Single-unit electrical activity has been recorded from 122 viscerosomatic neurons in the T9 and T11 segments of the cat's spinal cord. These neurons were excited by electrical and/or natural stimulation of visceral and somatic afferent fibers. The majority of viscerosomatic neurons (72%) received somatic nociceptive inputs, either exclusively or together with low-threshold somatic inputs. Many of these neurons were excited most strongly by intense mechanical stimulation of subcutaneous tissues, particularly by pinching or squeezing muscle. Twelve viscerosomatic neurons were excited by distensions of the biliary system at levels of biliary pressure greater than 25 mmHg. These intensities of biliary stimulation evoked transient increases in blood pressure, which suggest that the visceral stimuli were of nociceptive nature. The effects of reversible spinalization by cold block were tested on 98 viscerosomatic neurons. Three subgroups of viscerosomatic neurons were distinguished depending on whether their responses to visceral afferent stimulation were increased, decreased, or unchanged in the spinal state. Forty percent of all neurons tested increased the intensity of their responses to visceral stimulation in the spinal state. In addition, many of these neurons developed or increased their background activity and increased their somatic responses in the spinal state. It is concluded that these neurons were subjected to tonic descending inhibition of both somatic and visceral afferent inputs. More than 40% of the neurons in this group were located in or close to lamina V of the dorsal horn. In 44% of all neurons tested the response to visceral stimulation was reduced or abolished by spinalization. The background activity was not affected in the same manner and sometimes even increased during spinalization. The responses to somatic stimuli were fully tested in 11 neurons of this group and were found to be decreased, but not abolished, in nine neurons, unchanged in one cell, and increased in another one. Many of the neurons in this group were located in the ventral horn (laminae VII and VIII). Sixteen percent of all viscerosomatic neurons tested showed no change in their responses to visceral stimulation during spinalization. It is concluded that the visceral input to viscerosomatic neurons in the lower thoracic spinal cord is under considerable descending control, which includes excitation as well as tonic inhibition of visceral afferent information. This may represent part of the widespread effects of visceral nociceptive stimulation.

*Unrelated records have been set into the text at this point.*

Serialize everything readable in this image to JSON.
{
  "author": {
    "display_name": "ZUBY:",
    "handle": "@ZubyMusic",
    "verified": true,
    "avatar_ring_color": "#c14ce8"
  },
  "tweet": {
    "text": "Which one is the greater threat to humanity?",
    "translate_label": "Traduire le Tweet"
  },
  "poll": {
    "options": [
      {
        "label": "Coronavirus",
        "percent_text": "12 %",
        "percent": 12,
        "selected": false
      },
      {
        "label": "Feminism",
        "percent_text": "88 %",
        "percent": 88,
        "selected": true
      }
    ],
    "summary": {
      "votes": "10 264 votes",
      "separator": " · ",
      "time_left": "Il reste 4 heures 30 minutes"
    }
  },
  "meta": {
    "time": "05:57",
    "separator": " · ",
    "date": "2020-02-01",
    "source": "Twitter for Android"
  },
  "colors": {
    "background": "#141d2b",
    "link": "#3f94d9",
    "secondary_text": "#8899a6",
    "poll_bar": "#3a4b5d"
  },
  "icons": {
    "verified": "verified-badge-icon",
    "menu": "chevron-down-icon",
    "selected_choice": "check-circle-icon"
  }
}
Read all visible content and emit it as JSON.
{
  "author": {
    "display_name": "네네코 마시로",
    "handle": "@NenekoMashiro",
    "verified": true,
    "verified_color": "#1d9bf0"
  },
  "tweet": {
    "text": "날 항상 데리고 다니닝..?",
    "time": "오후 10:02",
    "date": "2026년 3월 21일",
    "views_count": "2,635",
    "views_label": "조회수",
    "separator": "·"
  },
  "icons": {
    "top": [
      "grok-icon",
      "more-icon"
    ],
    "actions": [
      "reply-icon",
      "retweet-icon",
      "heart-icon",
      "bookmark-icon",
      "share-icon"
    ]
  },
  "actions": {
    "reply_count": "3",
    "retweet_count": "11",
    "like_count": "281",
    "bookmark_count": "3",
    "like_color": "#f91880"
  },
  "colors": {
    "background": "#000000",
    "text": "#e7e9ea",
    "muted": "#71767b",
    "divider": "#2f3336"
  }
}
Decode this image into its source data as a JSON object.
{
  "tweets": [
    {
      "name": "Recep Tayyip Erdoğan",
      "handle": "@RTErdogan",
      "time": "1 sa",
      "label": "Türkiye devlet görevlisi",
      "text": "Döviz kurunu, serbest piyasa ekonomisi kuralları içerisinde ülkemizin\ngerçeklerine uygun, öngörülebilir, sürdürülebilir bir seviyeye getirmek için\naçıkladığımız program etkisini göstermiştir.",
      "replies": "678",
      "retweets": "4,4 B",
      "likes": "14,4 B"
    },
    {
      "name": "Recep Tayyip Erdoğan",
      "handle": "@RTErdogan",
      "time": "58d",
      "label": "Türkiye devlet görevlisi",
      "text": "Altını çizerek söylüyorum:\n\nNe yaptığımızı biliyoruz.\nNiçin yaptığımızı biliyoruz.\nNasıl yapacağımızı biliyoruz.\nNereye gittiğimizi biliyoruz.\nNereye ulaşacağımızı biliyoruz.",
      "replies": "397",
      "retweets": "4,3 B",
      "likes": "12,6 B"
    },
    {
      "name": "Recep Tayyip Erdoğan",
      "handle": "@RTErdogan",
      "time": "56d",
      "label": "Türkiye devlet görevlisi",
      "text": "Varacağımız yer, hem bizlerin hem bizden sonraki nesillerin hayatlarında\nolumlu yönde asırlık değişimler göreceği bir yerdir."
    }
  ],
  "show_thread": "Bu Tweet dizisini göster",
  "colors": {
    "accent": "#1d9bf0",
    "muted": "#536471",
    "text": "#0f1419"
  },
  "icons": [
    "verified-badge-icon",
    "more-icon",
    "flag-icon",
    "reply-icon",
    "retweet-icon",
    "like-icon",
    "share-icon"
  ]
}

|Translated title of the contribution||Effects of reversible spinalization on the visceral input to viscerosomatic neurons in the lower thoracic spinal cord of the cat|
|Pages (from-to)||785 - 796|
|Number of pages||11|
|Journal||Journal of Neurophysiology|
|Publication status||Published - Sep 1986|